If you have any questions about this article or if you would like some information about String Logic's I.P. retention services, feel free to email me at Jim@StringLogic.net
MEDIA CONTACTPublic AffairsString Logic Inc.408-866-0700press@StringLogic.net ------------------------------------------------------------------------------------------- FOR IMMEDIATE RELEASE:
Sunday, July 12, 2020
Trump/Biden Race To The White House, The Firm That Got It Right
In 2016, as standard polling predicted Hillary Clinton would take the White House, a Nashville Tennessee pushed out some very different numbers.
For three months ahead of the 2016 election, using proprietary algorithms that scan Internet chatter, String Logic Inc., predicted that Donald Trump would take the White House.
Using String Logic as a race predictor was something new for String Logic. The technology is primarily known in the Human Capital arena as a way to isolate top talent and information gathering for the corporate intelligence sector.
Using String Logic technology to predict a political run was first attempted in 2012. "It was just something to try," said String Logic Founder Jim Ball. String Logic did get it right in 2012 but so did most polls and race predictors. Since 2012 String Logic maintained a perfect track record in the political arena, then came Donald Trump. This time the numbers fell far away from standard polling. "To tell you the truth I didn't believe it myself," Ball said. "On November 8, 2016, at 3:22 AM, as we pushed out the final numbers to Twitter, we thought -this has the potential to make us all look pretty dumb." But as that morning turned into night, it was clear that String Logic was seeing something that mainstream polling missed.
Since 2016, running the logic for smaller races and a few paid clients, String Logic has continued to maintain its perfect track record. Now the firm is pointing the technology at November 2020. As the first set of numbers roll in, String Logic has already drifted away from standard predictors.

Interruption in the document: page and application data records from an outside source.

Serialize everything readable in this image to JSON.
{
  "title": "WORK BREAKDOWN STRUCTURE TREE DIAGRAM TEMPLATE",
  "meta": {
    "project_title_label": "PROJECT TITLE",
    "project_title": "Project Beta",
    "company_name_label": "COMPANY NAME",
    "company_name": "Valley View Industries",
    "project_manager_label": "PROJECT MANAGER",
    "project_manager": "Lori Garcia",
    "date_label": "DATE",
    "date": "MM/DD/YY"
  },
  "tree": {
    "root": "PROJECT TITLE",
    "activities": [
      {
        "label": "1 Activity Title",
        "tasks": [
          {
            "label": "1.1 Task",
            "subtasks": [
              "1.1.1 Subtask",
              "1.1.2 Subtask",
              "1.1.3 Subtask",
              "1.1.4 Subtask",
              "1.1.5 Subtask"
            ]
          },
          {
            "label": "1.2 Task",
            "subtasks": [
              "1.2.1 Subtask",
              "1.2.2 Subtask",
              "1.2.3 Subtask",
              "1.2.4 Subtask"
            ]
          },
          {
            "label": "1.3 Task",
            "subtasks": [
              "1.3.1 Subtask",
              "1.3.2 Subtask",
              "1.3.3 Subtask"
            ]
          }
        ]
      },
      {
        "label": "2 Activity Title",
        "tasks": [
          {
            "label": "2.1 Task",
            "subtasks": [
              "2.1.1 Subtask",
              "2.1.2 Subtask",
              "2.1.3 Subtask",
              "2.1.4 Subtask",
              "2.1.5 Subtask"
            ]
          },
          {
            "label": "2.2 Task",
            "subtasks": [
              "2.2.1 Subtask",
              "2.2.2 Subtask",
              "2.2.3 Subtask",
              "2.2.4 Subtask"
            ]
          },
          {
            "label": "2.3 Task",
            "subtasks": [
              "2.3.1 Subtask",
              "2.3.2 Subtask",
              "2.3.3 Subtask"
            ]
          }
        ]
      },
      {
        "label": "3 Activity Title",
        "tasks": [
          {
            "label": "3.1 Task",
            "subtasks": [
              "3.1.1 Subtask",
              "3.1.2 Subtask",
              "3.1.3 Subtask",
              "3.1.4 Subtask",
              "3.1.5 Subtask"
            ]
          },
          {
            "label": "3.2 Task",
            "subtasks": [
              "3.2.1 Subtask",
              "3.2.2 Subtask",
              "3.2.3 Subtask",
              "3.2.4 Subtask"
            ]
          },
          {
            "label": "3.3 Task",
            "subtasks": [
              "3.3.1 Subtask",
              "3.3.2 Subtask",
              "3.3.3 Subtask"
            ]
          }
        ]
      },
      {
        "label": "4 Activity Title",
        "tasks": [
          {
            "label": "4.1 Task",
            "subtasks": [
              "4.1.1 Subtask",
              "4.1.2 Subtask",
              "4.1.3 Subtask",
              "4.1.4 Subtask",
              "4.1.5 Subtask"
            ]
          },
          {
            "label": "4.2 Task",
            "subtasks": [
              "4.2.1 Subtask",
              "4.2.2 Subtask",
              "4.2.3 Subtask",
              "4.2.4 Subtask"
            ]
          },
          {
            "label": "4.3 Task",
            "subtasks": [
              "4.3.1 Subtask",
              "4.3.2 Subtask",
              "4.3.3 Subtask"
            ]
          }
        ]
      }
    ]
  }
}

To follow String Logic's 2020 political race numbers, go to https://www.stringlogic.net/politicaldatacapture/ or you can follow the firm's numbers on Twitter. https://twitter.com/StringLogic
MEDIA CONTACTPublic AffairsString Logic Inc.408-866-0700press@StringLogic.net